Friday, February 10, 2012

Commendable Compromise or Lackluster Leadership?

After a storm of controversy, during which Fox News proclaimed "We Are All Catholics Now," President Obama announced today a "compromise plan" that will not require most religious organizations to provide contraception coverage to their own employees. Under the previous plan, most religious organizations, except churches, had to provide insurance coverage that would expressly include contraception. Almost immediately upon issuance of the interim regulations, conservative organizations and religious institutions decried the mandate as "trampling upon the free exercise of religion." While the details of the coverage and exemption are a bit technical, the rhetoric leading up to the compromise has been clear: do we protect choice, privacy, and dignity, or do we protect religious liberty. The debate touches on core fundamental commitments of American democracy.

For opponents of gridlock, the compromise seems admirable. Unlock the mere procedural compromise during the payroll tax extension--which appeared petty to many--the contraception compromise was a substantive policy compromise. But we still have to question whether this is the kind of compromise we want. Should the loudest voices prevail, or should there be basic protections for fundamental rights (either liberty or autonomy) that do not fluctuate with the changing tides of popular--or interest group--sentiment? In short, does compromise always lead to better policy?


  1. "Should the loudest voices prevail...does compromise always lead to better policy?"

    In this case, I do not think the compromise was necessary or advantageous. While I am a fan of Obama offering to take one step in their direction for the sake of alleviating some of their worries, I don't think this is an issue in which doing so would create a better policy and have a recognized moment of cooperation. The issue of contraception/reproductive rights is one that's been argued for too long and has too many entrenched opinions on either side for a compromise to be recognized. When a party is painted as a villain in a case like this, it's hard to backtrack and acknowledge their positive steps after the fact.

  2. This is a fascinating issue for many reasons. First, it shows how elite opinion can sometimes drive the policy debate over general public opinion. Polls showed that even a majority of Catholics support insurance coverage of contraception -- so Obama had the popular position. But he was forced to back away from this position because elite opinion can drive the policy debate and many Democrats opposed the provision out of both personal conviction and becasue, they do, respond to elite opinion (the bishops, media, etc.). The backdown also resulted from the attention that this controversy brought to the ACA and the fuel it provided to Republicans arguing that this law has given the federal government control over "individual freedoms." Now, that can be pulled apart pretty easily, but the media adopted this framing of the issue, so that is the one that prevailed.

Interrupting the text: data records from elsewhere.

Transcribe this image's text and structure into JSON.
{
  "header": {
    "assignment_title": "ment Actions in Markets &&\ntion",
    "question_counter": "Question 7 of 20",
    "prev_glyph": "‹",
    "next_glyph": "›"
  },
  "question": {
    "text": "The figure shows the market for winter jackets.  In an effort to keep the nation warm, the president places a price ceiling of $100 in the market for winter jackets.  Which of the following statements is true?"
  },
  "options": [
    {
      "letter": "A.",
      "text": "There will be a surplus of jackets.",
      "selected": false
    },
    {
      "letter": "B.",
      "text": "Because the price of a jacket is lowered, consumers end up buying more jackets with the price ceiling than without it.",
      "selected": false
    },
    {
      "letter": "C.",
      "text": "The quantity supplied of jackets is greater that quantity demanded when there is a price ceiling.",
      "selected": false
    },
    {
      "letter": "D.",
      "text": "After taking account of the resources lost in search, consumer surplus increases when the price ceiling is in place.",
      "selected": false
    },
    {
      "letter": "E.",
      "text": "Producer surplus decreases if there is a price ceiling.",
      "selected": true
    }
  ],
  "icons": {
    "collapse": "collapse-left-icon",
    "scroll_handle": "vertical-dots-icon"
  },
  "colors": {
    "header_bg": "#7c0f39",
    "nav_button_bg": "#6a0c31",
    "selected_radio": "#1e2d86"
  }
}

    As to compromise and policy -- even under the compromise, many thousands of employees of religious institutions will be getting contraceptive coverage. This is incremental change -- as many of you pointed out in your op-eds - this is what our system was designed to achieve.

  3. I think that issues like contraception are really part of a bigger question of the role that we allow religion to play in politics. As recent debates about contraception have shown, it is clear that the tension between politics and religion heighten political gridlock. So is religion trying to play too big of a role in politics? Though I would argue that religion and politics should be as separate as possible, Cardinal Timothy Dolan's discussion of this issue on today's "Face the Nation" brings new light to this issue, at least for me.

    On today's show (you can read a recap of it here:, Cardinal Dolan essentially argues that religion should always play a role in politics simply because it drives people to express their opinions on issues that they truly care about. In other words, allowing religion to influence politics—while still acknowledging the separation of church and state—enriches U.S. political dialogue. As Cardinal Dolan said, "The public square in the United States is always enriched whenever people approach it when they’re inspired by their deepest held convictions." Though nothing groundbreaking, his perspective on religion's important role in politics shed new light on the complicated issue. And as recent debate shows , these questions are certainly increasingly relevant.